Las Vegas Raiders: Jerry Jones And NFL Onboard

Las Vegas Raiders Move Jerry Jones

Las Vegas is currently shopping around for an NFL team to relocate to the city in the very near future, and the two organizations leading the pack are the Oakland Raiders and the San Diego Chargers. Both teams are excited about the prospect of a Las Vegas relocation, and some of the most powerful people in the NFL, such as Dallas Cowboys owner Jerry Jones, have pledged their support of a Las Vegas squad, but obstacles still stand in both teams’ ways in regards to the move.

The Raiders have wanted out of Oakland for years. It has been revealed in the past that the city and the team’s management do not get along. In addition, points out CBS Sports Network, the Raiders badly need a new stadium, and the Oakland city council has not demonstrated any signs of a willingness to build one.

Las Vegas, on the other hand, is extremely open to hosting an NFL team.

Major professional sports teams have stayed away from Las Vegas in the past because of concerns about betting on the games, a practice which is legal in Las Vegas, points out Youtube channel AHAT Battle Rap League.
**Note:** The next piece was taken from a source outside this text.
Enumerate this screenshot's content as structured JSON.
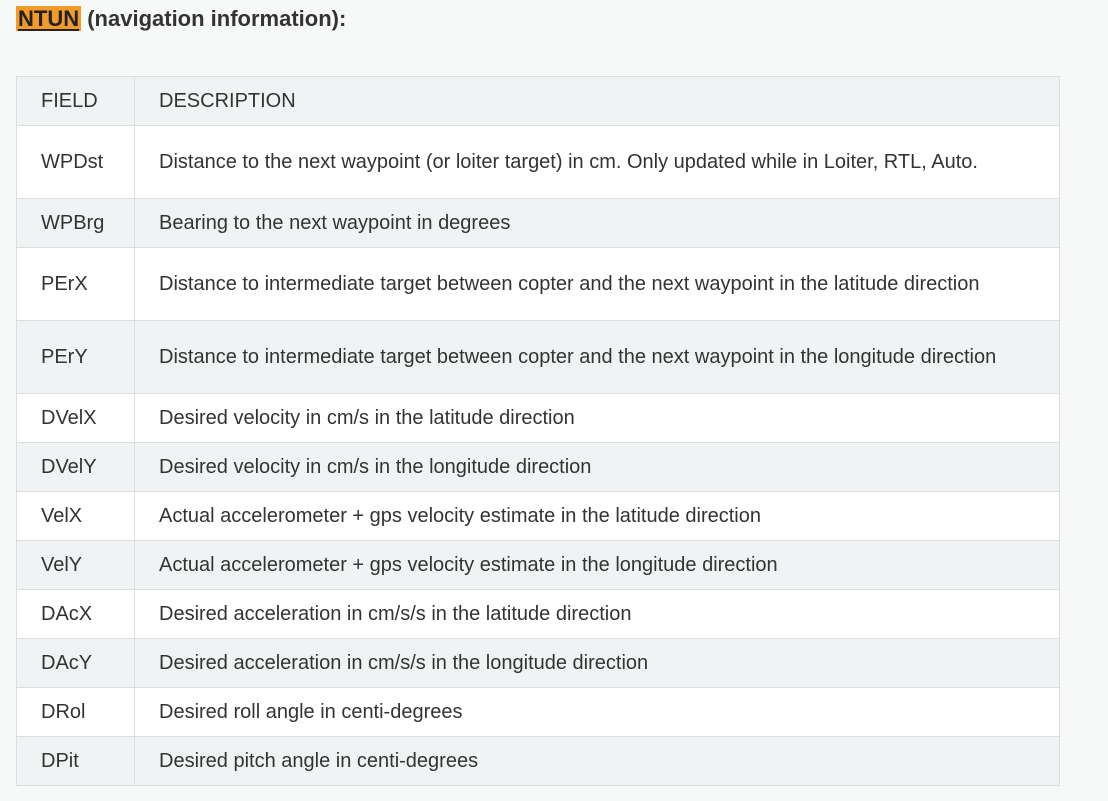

But other YouTubers argue that betting on professional sports teams happens everywhere, whether it is illegal or not, and the frequency of bets would be unchanged if the team were to be based in Las Vegas.

The NFL itself seems to side with the Raiders and other supporters of the Las Vegas move and agree that the betting issue is not a problem. Jerry Jones, one of the single most powerful decision-makers in the NFL, spoke to ESPN during an interview at a golf tournament in Texas on Wednesday and said that the prospects of a Las Vegas Raiders team is looking brighter every day.

“For me, I think that certainly the fact that Las Vegas has a gambling aspect to it is far overshadowed by the entertainment value, if you will, family appeal, that you have, the convention appeal. So it does not have disfavor with me, in my opinion, relative to being an NFL city.”

Las Vegas Raiders Move Jerry Jones
Jones also said that Las Vegas would be an excellent city for an NFL team because lots of residents of the city — as well as many Las Vegas vacationers — are football fans.

“[Las Vegas] has a flair for entertainment, and it has two million people, and they’re avid sports fans, the full-time residents,” Jones said.

“They have a huge visiting contingent that more often than not are fans of some NFL football teams. You add all that together, and it’s certainly in a conversation about the future relative to the NFL.”

To add to Jones’ point about a large fan presence, the CBS Sports Network discussion cited above notes that a rapidly growing percentage of Las Vegas’s population is made up of Hispanics, who also make up a large portion of the Raiders fanbase.

Influential NFL elites like Jones are not the only ones who support the prospect of the Las Vegas Raiders; the Raiders’ owner, Mark Davis, is also very jazzed about the idea. In addition to not getting on well with the city of Oakland, Davis said in a conference on April 28, he wants the Raiders to play in a football-specific stadium, something Oakland cannot provide. Davis is so dedicated to the move, in fact, that he promised to contribute a whopping $500 million to the new stadium’s construction if the city of Las Vegas approves the team’s move there from Oakland.

And therein lies the first big hurdle the Raiders must overcome before they can call Las Vegas home: Vegas has to give them the okay to move in first.

According to Construction Equipment Guide, supporters of the move say Las Vegas would benefit greatly from the move, both financially and in terms of reputation. Although adopting the Raiders organization and building a stadium for them would cost the city $1.4 billion, it has been said that all the government-directed money the Las Vegas Raiders would bring to the city, such as hotel taxes, would exceed $2.7 billion over 30 years — the amount of time for which an NFL stadium can be expected to last. In addition, the city would have a huge venue (the stadium) to host big events like concerts and exhibitions, and the city’s national profile as something other than a cesspool for gamblers would be raised.

The other major obstacle between the Raiders and a Las Vegas residency is that at least 22 of the 32 existing NFL team owners have to endorse the Vegas relocation if it is to happen. Again, the NFL, like every other major professional sports league, has traditionally kept its distance from Vegas, but the resounding approval of someone as NFL-dominant as Jerry Jones could go a long way in terms of changing the tide.

[Photo by Ethan Miller/Getty Images]